__What you are asked to do__: Each line of the listing where "date" appears should be reported.

__Data shown__:

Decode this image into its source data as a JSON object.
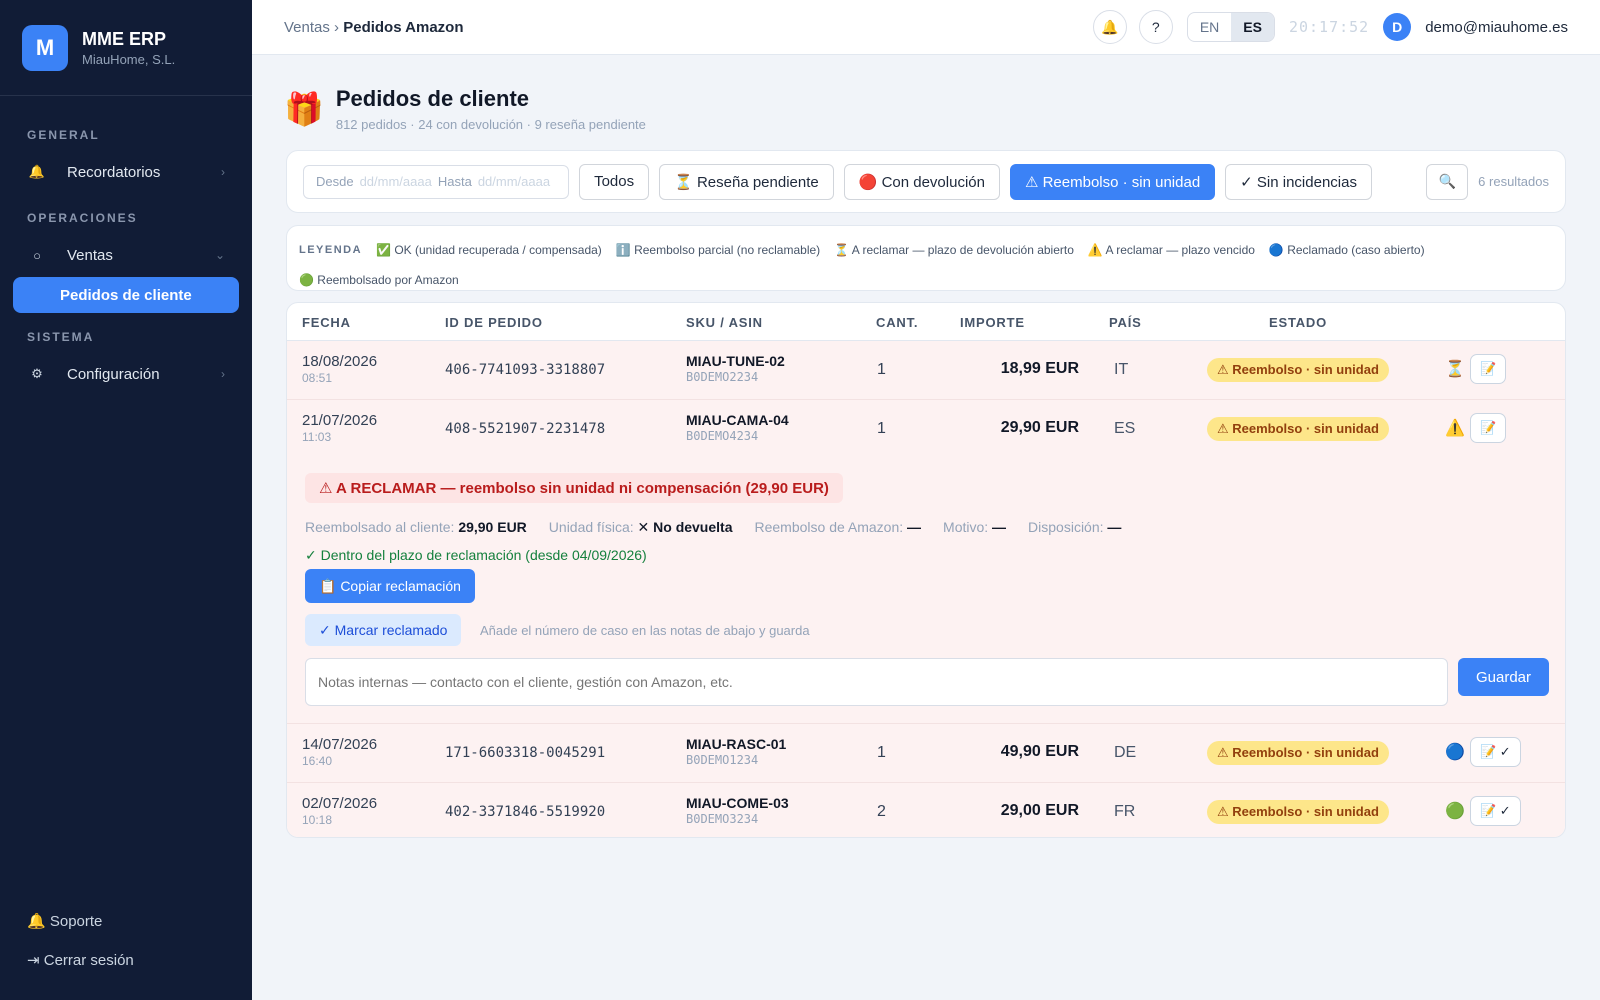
{
  "brand": {
    "logo": "M",
    "name": "MME ERP",
    "company": "MiauHome, S.L."
  },
  "sidebar": {
    "sections": [
      "GENERAL",
      "OPERACIONES",
      "SISTEMA"
    ],
    "items": [
      {
        "label": "Recordatorios",
        "icon": "bell-icon",
        "glyph": "🔔",
        "chevron": "›"
      },
      {
        "label": "Ventas",
        "icon": "circle-icon",
        "glyph": "○",
        "chevron": "⌄"
      },
      {
        "label": "Pedidos de cliente"
      },
      {
        "label": "Configuración",
        "icon": "gear-icon",
        "glyph": "⚙",
        "chevron": "›"
      }
    ],
    "support": "🔔 Soporte",
    "logout": "⇥ Cerrar sesión"
  },
  "topbar": {
    "crumb_parent": "Ventas",
    "crumb_sep": " › ",
    "crumb_current": "Pedidos Amazon",
    "bell_glyph": "🔔",
    "help_glyph": "?",
    "lang_en": "EN",
    "lang_es": "ES",
    "clock": "20:17:52",
    "avatar": "D",
    "user": "demo@miauhome.es"
  },
  "page": {
    "icon_glyph": "🎁",
    "title": "Pedidos de cliente",
    "subtitle": "812 pedidos · 24 con devolución · 9 reseña pendiente"
  },
  "filters": {
    "from_label": "Desde",
    "from_placeholder": "dd/mm/aaaa",
    "to_label": "Hasta",
    "to_placeholder": "dd/mm/aaaa",
    "buttons": [
      "Todos",
      "⏳ Reseña pendiente",
      "🔴 Con devolución",
      "⚠ Reembolso · sin unidad",
      "✓ Sin incidencias"
    ],
    "active_index": 3,
    "search_glyph": "🔍",
    "results": "6 resultados"
  },
  "legend": {
    "title": "LEYENDA",
    "items": [
      "✅ OK (unidad recuperada / compensada)",
      "ℹ️ Reembolso parcial (no reclamable)",
      "⏳ A reclamar — plazo de devolución abierto",
      "⚠️ A reclamar — plazo vencido",
      "🔵 Reclamado (caso abierto)",
      "🟢 Reembolsado por Amazon"
    ]
  },
  "table": {
    "headers": [
      "FECHA",
      "ID DE PEDIDO",
      "SKU / ASIN",
      "CANT.",
      "IMPORTE",
      "PAÍS",
      "ESTADO"
    ],
    "rows": [
      {
        "date": "18/08/2026",
        "time": "08:51",
        "order_id": "406-7741093-3318807",
        "sku": "MIAU-TUNE-02",
        "asin": "B0DEMO2234",
        "qty": "1",
        "amount": "18,99 EUR",
        "country": "IT",
        "status": "⚠ Reembolso · sin unidad",
        "status_glyph": "⏳",
        "action": "📝"
      },
      {
        "date": "21/07/2026",
        "time": "11:03",
        "order_id": "408-5521907-2231478",
        "sku": "MIAU-CAMA-04",
        "asin": "B0DEMO4234",
        "qty": "1",
        "amount": "29,90 EUR",
        "country": "ES",
        "status": "⚠ Reembolso · sin unidad",
        "status_glyph": "⚠️",
        "action": "📝"
      },
      {
        "date": "14/07/2026",
        "time": "16:40",
        "order_id": "171-6603318-0045291",
        "sku": "MIAU-RASC-01",
        "asin": "B0DEMO1234",
        "qty": "1",
        "amount": "49,90 EUR",
        "country": "DE",
        "status": "⚠ Reembolso · sin unidad",
        "status_glyph": "🔵",
        "action": "📝 ✓"
      },
      {
        "date": "02/07/2026",
        "time": "10:18",
        "order_id": "402-3371846-5519920",
        "sku": "MIAU-COME-03",
        "asin": "B0DEMO3234",
        "qty": "2",
        "amount": "29,00 EUR",
        "country": "FR",
        "status": "⚠ Reembolso · sin unidad",
        "status_glyph": "🟢",
        "action": "📝 ✓"
      }
    ]
  },
  "detail": {
    "title": "⚠ A RECLAMAR — reembolso sin unidad ni compensación (29,90 EUR)",
    "refunded_label": "Reembolsado al cliente:",
    "refunded_value": "29,90 EUR",
    "unit_label": "Unidad física:",
    "unit_value": "✕ No devuelta",
    "amazon_label": "Reembolso de Amazon:",
    "amazon_value": "—",
    "reason_label": "Motivo:",
    "reason_value": "—",
    "disposition_label": "Disposición:",
    "disposition_value": "—",
    "deadline": "✓ Dentro del plazo de reclamación (desde 04/09/2026)",
    "copy_button": "📋 Copiar reclamación",
    "mark_button": "✓ Marcar reclamado",
    "mark_hint": "Añade el número de caso en las notas de abajo y guarda",
    "notes_placeholder": "Notas internas — contacto con el cliente, gestión con Amazon, etc.",
    "save_button": "Guardar"
  }
}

__Output below__:
        "date": "18/08/2026",
        "date": "21/07/2026",
        "date": "14/07/2026",
        "date": "02/07/2026",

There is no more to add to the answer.